Orin Kerr says that, in the two years since he gave the individual mandate only a one-per-cent chance of being overturned, three key things have happened. First, congressional Republicans made the argument against the mandate a Republican position. Then it became a standard conservative-media position. “That legitimized the argument in a way we haven’t really seen before,” Kerr said. “We haven’t seen the media pick up a legal argument and make the argument mainstream by virtue of media coverage.” Finally, he says, “there were two conservative district judges who agreed with the argument, largely echoing the Republican position and the media coverage. And, once you had all that, it really became a ballgame.”
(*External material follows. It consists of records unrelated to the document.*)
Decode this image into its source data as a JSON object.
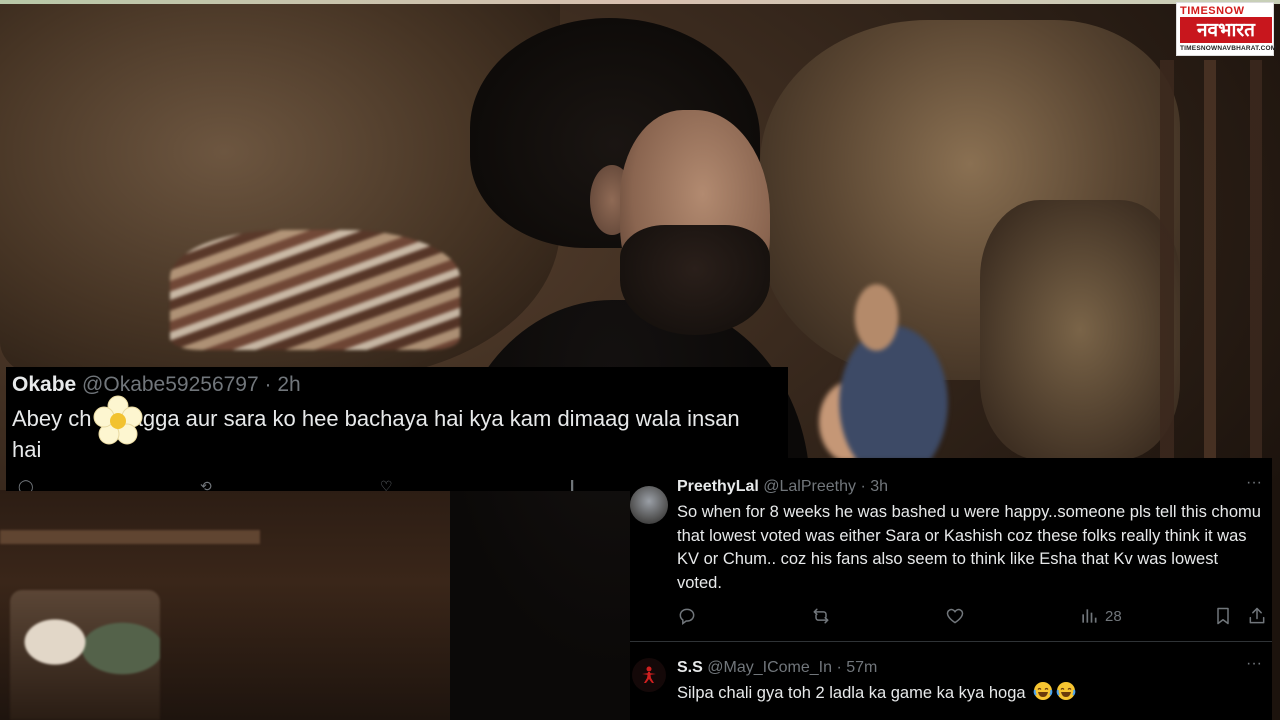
{
  "logo": {
    "brand_top": "TIMESNOW",
    "brand_main": "नवभारत",
    "brand_url": "TIMESNOWNAVBHARAT.COM"
  },
  "tweets": [
    {
      "display_name": "Okabe",
      "handle": "@Okabe59256797",
      "time": "2h",
      "text": "Abey ch    e Bagga aur sara ko hee bachaya hai kya kam dimaag wala insan hai",
      "overlay_icon": "flower-sticker-icon"
    },
    {
      "display_name": "PreethyLal",
      "handle": "@LalPreethy",
      "time": "3h",
      "text": "So when for 8 weeks he was bashed u were happy..someone pls tell this chomu that lowest voted was either Sara or Kashish coz these folks really think it was KV or Chum.. coz his fans also seem to think like Esha that Kv was lowest voted.",
      "views": "28",
      "icons": [
        "reply-icon",
        "retweet-icon",
        "like-icon",
        "views-icon",
        "bookmark-icon",
        "share-icon"
      ]
    },
    {
      "display_name": "S.S",
      "handle": "@May_ICome_In",
      "time": "57m",
      "text": "Silpa chali gya toh 2 ladla ka game ka kya hoga",
      "emoji": "laughing-tears-emoji"
    }
  ],
  "separator": "·",
  "more_glyph": "···"
}
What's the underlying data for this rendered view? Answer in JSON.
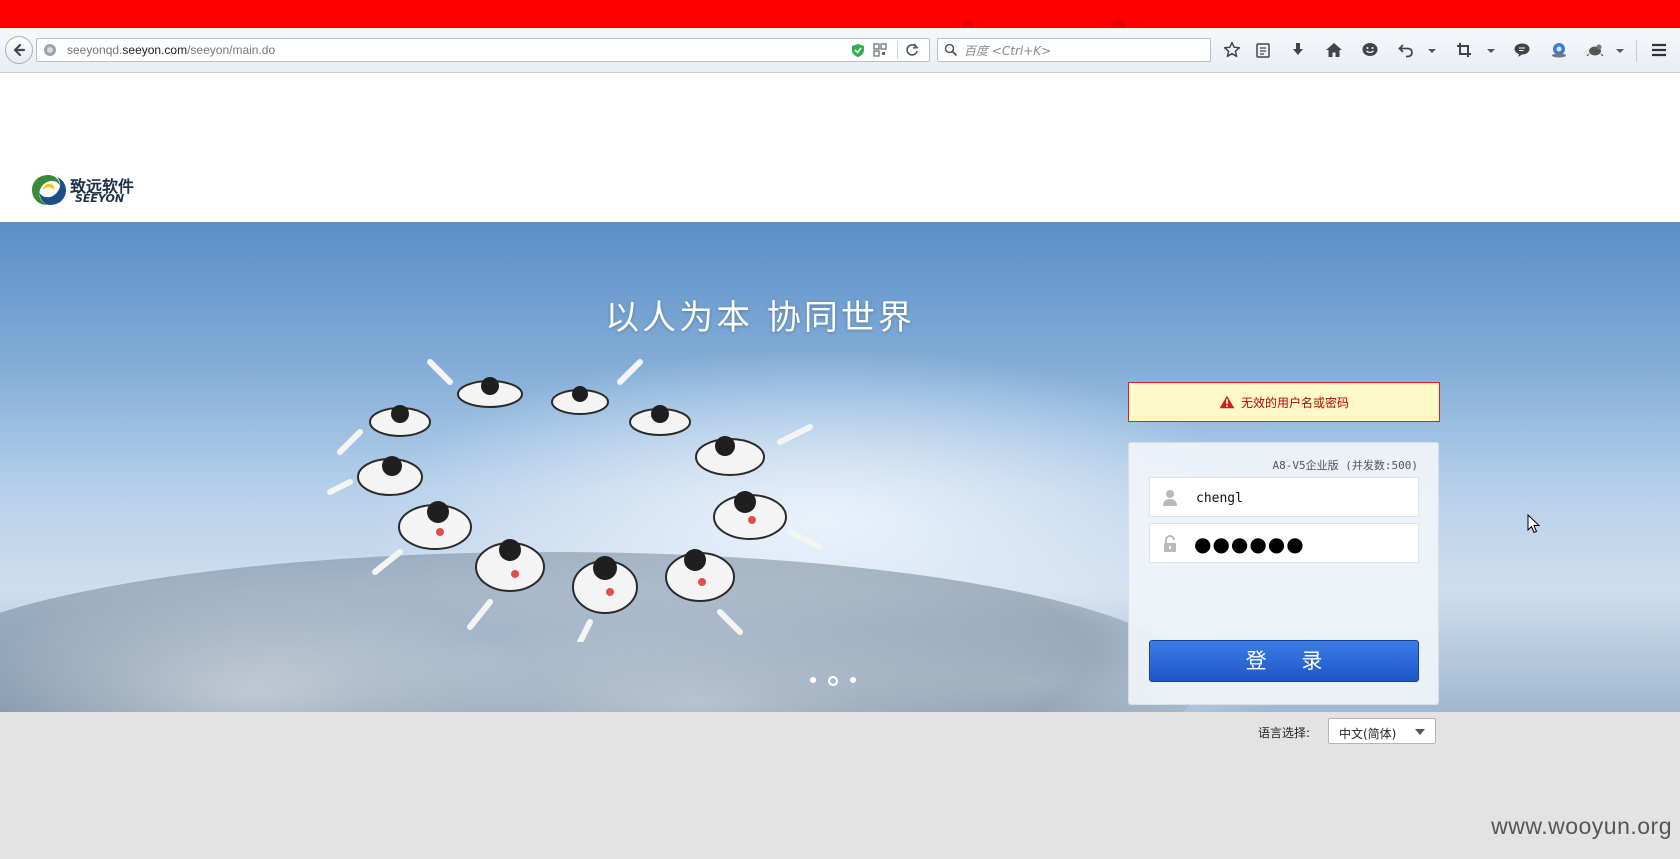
{
  "browser": {
    "url_prefix": "seeyonqd.",
    "url_domain": "seeyon.com",
    "url_path": "/seeyon/main.do",
    "search_placeholder": "百度 <Ctrl+K>"
  },
  "header": {
    "logo_cn": "致远软件",
    "logo_en": "SEEYON"
  },
  "banner": {
    "slogan": "以人为本  协同世界",
    "slides": 3,
    "active_slide": 2
  },
  "error": {
    "message": "无效的用户名或密码"
  },
  "login": {
    "edition": "A8-V5企业版 (并发数:500)",
    "username": "chengl",
    "password_mask": "●●●●●●",
    "submit_label": "登 录"
  },
  "language": {
    "label": "语言选择:",
    "selected": "中文(简体)"
  },
  "watermark": "www.wooyun.org",
  "colors": {
    "accent": "#2563d6",
    "error_text": "#c00000",
    "error_bg": "#fdf9c8",
    "top_bar": "#ff0000"
  }
}
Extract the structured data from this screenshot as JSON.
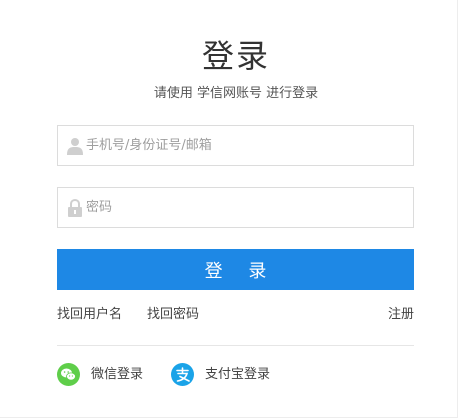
{
  "login": {
    "title": "登录",
    "subtitle": "请使用 学信网账号 进行登录",
    "username_placeholder": "手机号/身份证号/邮箱",
    "password_placeholder": "密码",
    "submit_label": "登 录"
  },
  "links": {
    "forgot_username": "找回用户名",
    "forgot_password": "找回密码",
    "register": "注册"
  },
  "social": {
    "wechat_label": "微信登录",
    "alipay_label": "支付宝登录"
  },
  "colors": {
    "primary": "#1e88e5",
    "wechat": "#5fce4a",
    "alipay": "#1aa3e8"
  }
}
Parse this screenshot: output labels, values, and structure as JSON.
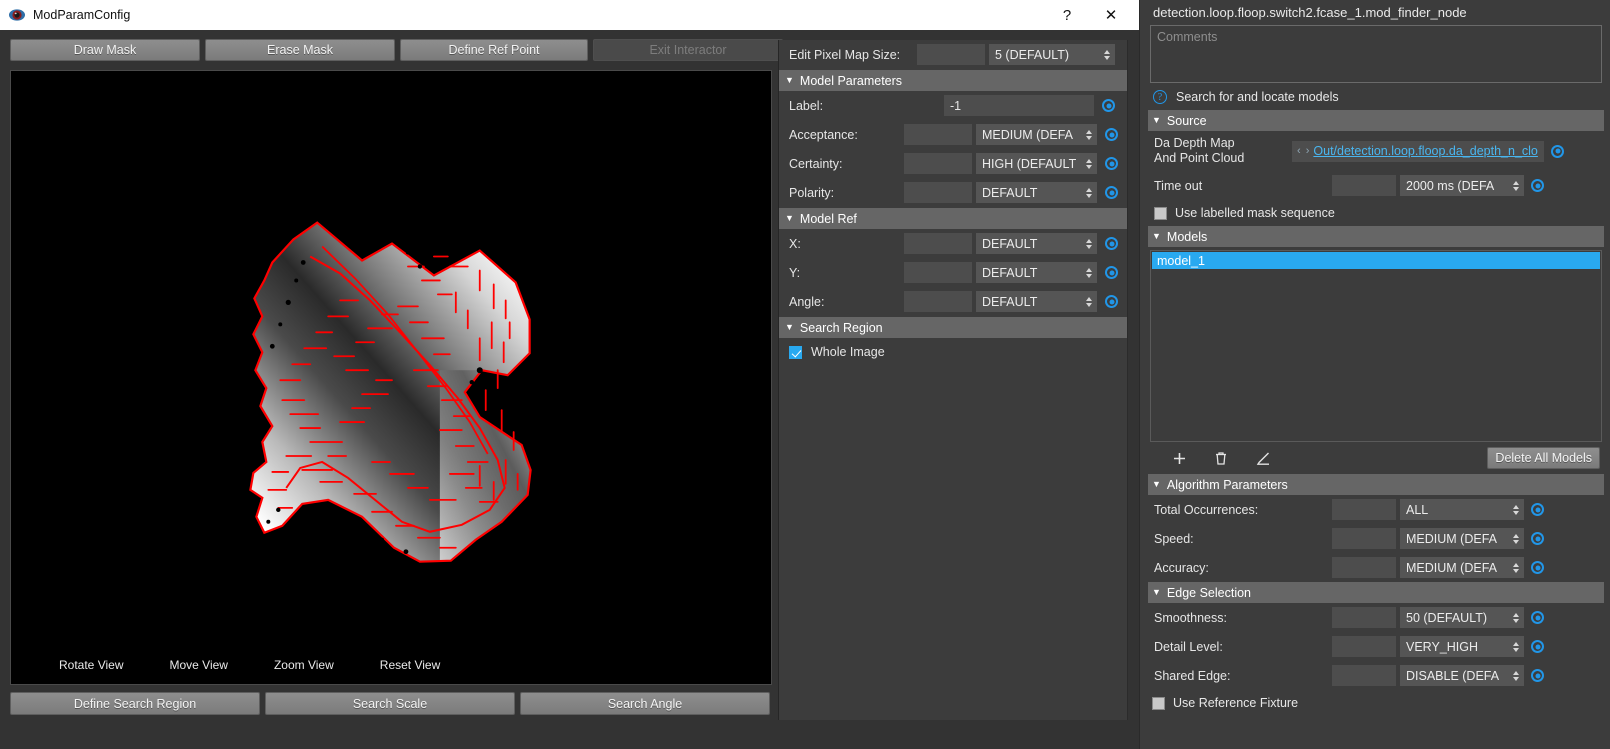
{
  "window": {
    "title": "ModParamConfig",
    "icon": "app-icon",
    "help_button": "?",
    "close_button": "✕"
  },
  "toolbar": {
    "buttons": [
      {
        "label": "Draw Mask",
        "enabled": true
      },
      {
        "label": "Erase Mask",
        "enabled": true
      },
      {
        "label": "Define Ref Point",
        "enabled": true
      },
      {
        "label": "Exit Interactor",
        "enabled": false
      }
    ]
  },
  "viewport": {
    "hints": [
      "Rotate View",
      "Move View",
      "Zoom View",
      "Reset View"
    ],
    "edge_color": "#ff0000",
    "background": "#000000"
  },
  "bottom_toolbar": {
    "buttons": [
      "Define Search Region",
      "Search Scale",
      "Search Angle"
    ]
  },
  "params": {
    "pixel_map": {
      "label": "Edit Pixel Map Size:",
      "value": "",
      "option": "5 (DEFAULT)"
    },
    "model_parameters": {
      "title": "Model Parameters",
      "rows": [
        {
          "label": "Label:",
          "value": "-1",
          "option": null
        },
        {
          "label": "Acceptance:",
          "value": "",
          "option": "MEDIUM (DEFA"
        },
        {
          "label": "Certainty:",
          "value": "",
          "option": "HIGH (DEFAULT"
        },
        {
          "label": "Polarity:",
          "value": "",
          "option": "DEFAULT"
        }
      ]
    },
    "model_ref": {
      "title": "Model Ref",
      "rows": [
        {
          "label": "X:",
          "value": "",
          "option": "DEFAULT"
        },
        {
          "label": "Y:",
          "value": "",
          "option": "DEFAULT"
        },
        {
          "label": "Angle:",
          "value": "",
          "option": "DEFAULT"
        }
      ]
    },
    "search_region": {
      "title": "Search Region",
      "whole_image_label": "Whole Image",
      "whole_image_checked": true
    }
  },
  "right": {
    "node_path": "detection.loop.floop.switch2.fcase_1.mod_finder_node",
    "comments_placeholder": "Comments",
    "help_text": "Search for and locate models",
    "source": {
      "title": "Source",
      "depth_map_label_line1": "Da Depth Map",
      "depth_map_label_line2": "And Point Cloud",
      "depth_map_link": "Out/detection.loop.floop.da_depth_n_clo",
      "nav_arrows": "‹ ›",
      "timeout_label": "Time out",
      "timeout_value": "",
      "timeout_option": "2000 ms (DEFA",
      "masked_label": "Use labelled mask sequence",
      "masked_checked": false
    },
    "models": {
      "title": "Models",
      "items": [
        "model_1"
      ],
      "selected": "model_1",
      "tools": [
        "add-model",
        "delete-model",
        "edit-model"
      ],
      "delete_all_label": "Delete All Models"
    },
    "algorithm": {
      "title": "Algorithm Parameters",
      "rows": [
        {
          "label": "Total Occurrences:",
          "value": "",
          "option": "ALL"
        },
        {
          "label": "Speed:",
          "value": "",
          "option": "MEDIUM (DEFA"
        },
        {
          "label": "Accuracy:",
          "value": "",
          "option": "MEDIUM (DEFA"
        }
      ]
    },
    "edge_selection": {
      "title": "Edge Selection",
      "rows": [
        {
          "label": "Smoothness:",
          "value": "",
          "option": "50 (DEFAULT)"
        },
        {
          "label": "Detail Level:",
          "value": "",
          "option": "VERY_HIGH"
        },
        {
          "label": "Shared Edge:",
          "value": "",
          "option": "DISABLE (DEFA"
        }
      ],
      "ref_fixture_label": "Use Reference Fixture",
      "ref_fixture_checked": false
    }
  },
  "colors": {
    "accent": "#29a9f0",
    "link": "#49b6f0",
    "panel": "#3c3c3c",
    "group_header": "#666666"
  }
}
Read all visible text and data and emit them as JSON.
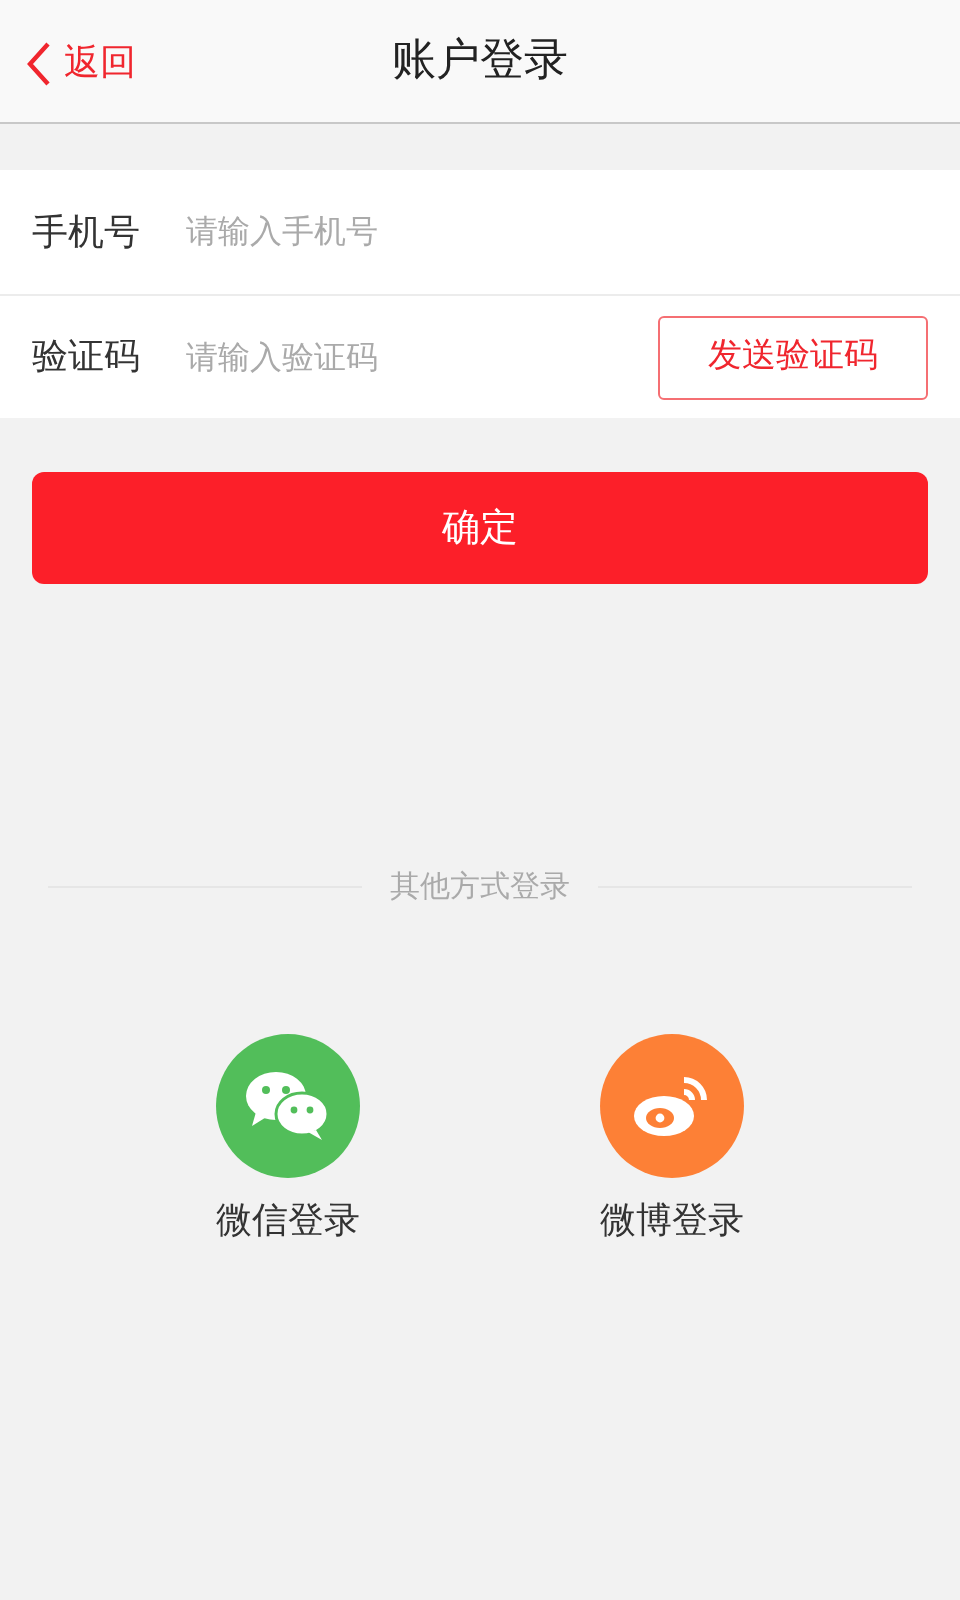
{
  "header": {
    "back": "返回",
    "title": "账户登录"
  },
  "fields": [
    {
      "kind": "phone",
      "label": "手机号",
      "placeholder": "请输入手机号"
    },
    {
      "kind": "code",
      "label": "验证码",
      "placeholder": "请输入验证码",
      "action": "发送验证码"
    }
  ],
  "submit": "确定",
  "other_login": {
    "title": "其他方式登录",
    "options": [
      {
        "kind": "wechat",
        "label": "微信登录",
        "color": "#52be5a"
      },
      {
        "kind": "weibo",
        "label": "微博登录",
        "color": "#fd8036"
      }
    ]
  }
}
The process of how an argument is popularized is then described in further detail, but with an insinuation of illegitimacy. The usual moderates whine about think-tank influence on policy and the democratic process in general, as if they should be beholden to nothing but their own personal agenda. And finally:
But, whatever the motives of individual politicians, the end result was the same: a policy that once enjoyed broad support within the Republican Party suddenly faced unified opposition—opposition that was echoed, refined, and popularized by other institutions affiliated with the Party.
Switch “Republican” with “Democrat” and that description would apply to the policy of segregation in the 60s. Was that a bad “end result”? Likewise, gay marriage was rejected out of hand by a majority of Democrats within recent memory, yet it’s now the preferred policy of a Democratic president. Would Klein argue that the process that got us there was illegitimate? Of course not. The merits of an argument are what matter. Complex biological or psychological evaluations to determine motivation are for those trying to convince the world that they’re still right, even after they’ve lost the argument.